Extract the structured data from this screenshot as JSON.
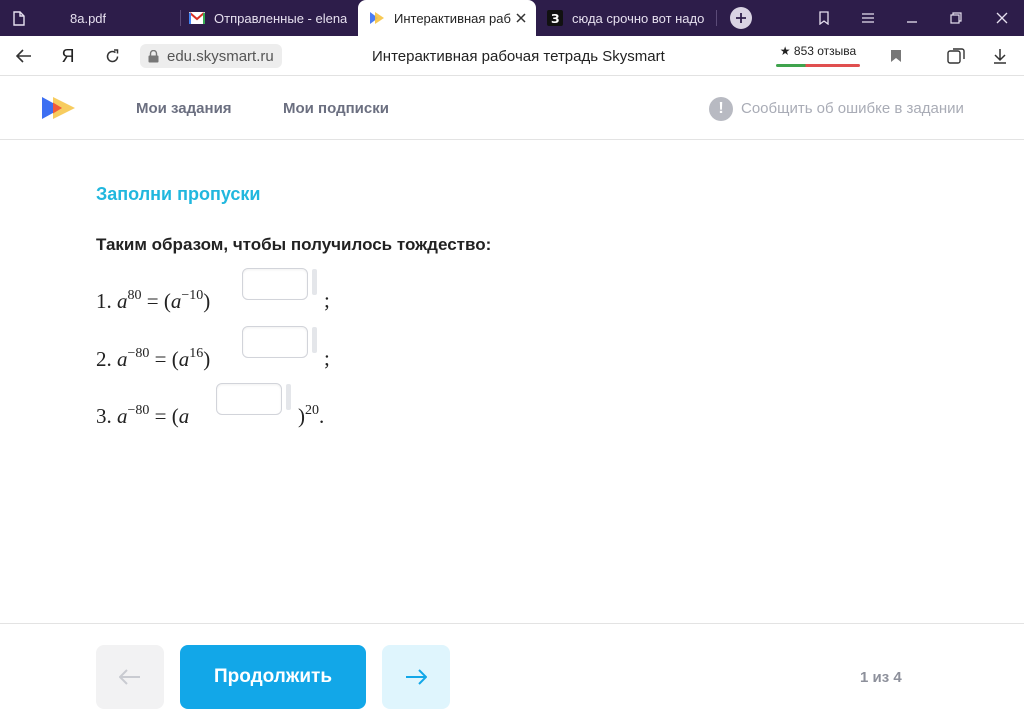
{
  "browser": {
    "tabs": [
      {
        "label": "8a.pdf",
        "icon": "document-icon"
      },
      {
        "label": "Отправленные - elena",
        "icon": "gmail-icon"
      },
      {
        "label": "Интерактивная раб",
        "icon": "skysmart-icon"
      },
      {
        "label": "сюда срочно вот надо",
        "icon": "znanija-icon"
      }
    ],
    "url": "edu.skysmart.ru",
    "page_title": "Интерактивная рабочая тетрадь Skysmart",
    "reviews": "★ 853 отзыва",
    "yandex_letter": "Я"
  },
  "header": {
    "nav": [
      "Мои задания",
      "Мои подписки"
    ],
    "report_error": "Сообщить об ошибке в задании"
  },
  "task": {
    "title": "Заполни пропуски",
    "instruction": "Таким образом, чтобы получилось тождество:",
    "equations": [
      {
        "number": "1.",
        "base": "a",
        "lhs_exp": "80",
        "rhs_open": "(",
        "rhs_base": "a",
        "rhs_inner_exp": "−10",
        "rhs_close": ")",
        "end": ";"
      },
      {
        "number": "2.",
        "base": "a",
        "lhs_exp": "−80",
        "rhs_open": "(",
        "rhs_base": "a",
        "rhs_inner_exp": "16",
        "rhs_close": ")",
        "end": ";"
      },
      {
        "number": "3.",
        "base": "a",
        "lhs_exp": "−80",
        "rhs_open": "(",
        "rhs_base": "a",
        "rhs_close": ")",
        "outer_exp": "20",
        "end": "."
      }
    ],
    "equals": "="
  },
  "footer": {
    "continue": "Продолжить",
    "pager": "1 из 4"
  },
  "colors": {
    "accent": "#12a7e8",
    "title": "#21b7de",
    "tabbar": "#2d1d4a"
  }
}
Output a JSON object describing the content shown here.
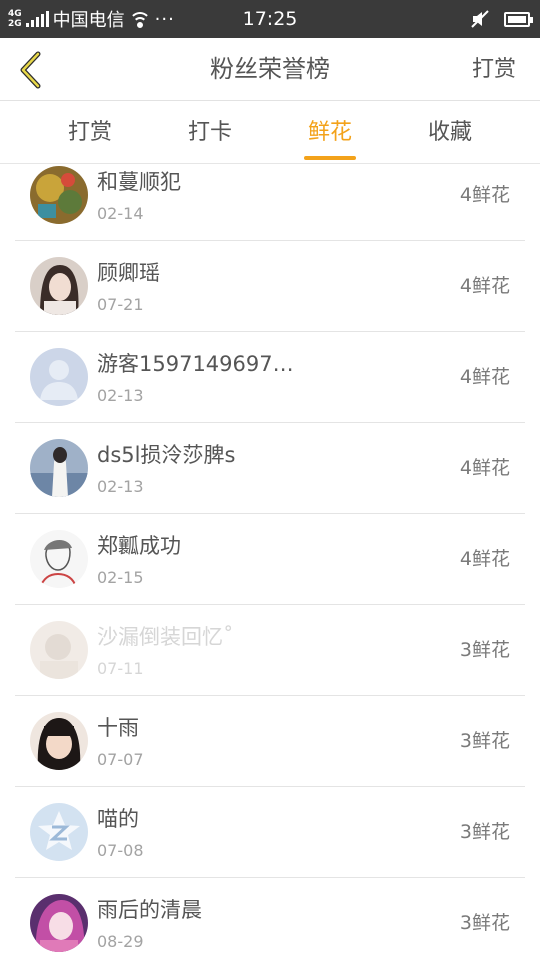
{
  "status_bar": {
    "network_top": "4G",
    "network_bottom": "2G",
    "carrier": "中国电信",
    "more": "···",
    "time": "17:25"
  },
  "nav": {
    "title": "粉丝荣誉榜",
    "right_action": "打赏"
  },
  "tabs": [
    {
      "label": "打赏",
      "active": false
    },
    {
      "label": "打卡",
      "active": false
    },
    {
      "label": "鲜花",
      "active": true
    },
    {
      "label": "收藏",
      "active": false
    }
  ],
  "accent_color": "#f3a21a",
  "list": [
    {
      "name": "和蔓顺犯",
      "date": "02-14",
      "count": "4鲜花",
      "avatar": "avatar-photo-colorful"
    },
    {
      "name": "顾卿瑶",
      "date": "07-21",
      "count": "4鲜花",
      "avatar": "avatar-photo-girl"
    },
    {
      "name": "游客1597149697…",
      "date": "02-13",
      "count": "4鲜花",
      "avatar": "default-user-avatar"
    },
    {
      "name": "ds5l损泠莎脾s",
      "date": "02-13",
      "count": "4鲜花",
      "avatar": "avatar-photo-person-outdoor"
    },
    {
      "name": "郑瓤成功",
      "date": "02-15",
      "count": "4鲜花",
      "avatar": "avatar-sketch-portrait"
    },
    {
      "name": "沙漏倒装回忆˚",
      "date": "07-11",
      "count": "3鲜花",
      "avatar": "avatar-photo-faded"
    },
    {
      "name": "十雨",
      "date": "07-07",
      "count": "3鲜花",
      "avatar": "avatar-photo-child"
    },
    {
      "name": "喵的",
      "date": "07-08",
      "count": "3鲜花",
      "avatar": "qq-default-avatar"
    },
    {
      "name": "雨后的清晨",
      "date": "08-29",
      "count": "3鲜花",
      "avatar": "avatar-anime-girl"
    }
  ]
}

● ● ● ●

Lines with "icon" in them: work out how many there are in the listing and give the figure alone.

◆ YOUR RESPONSE
4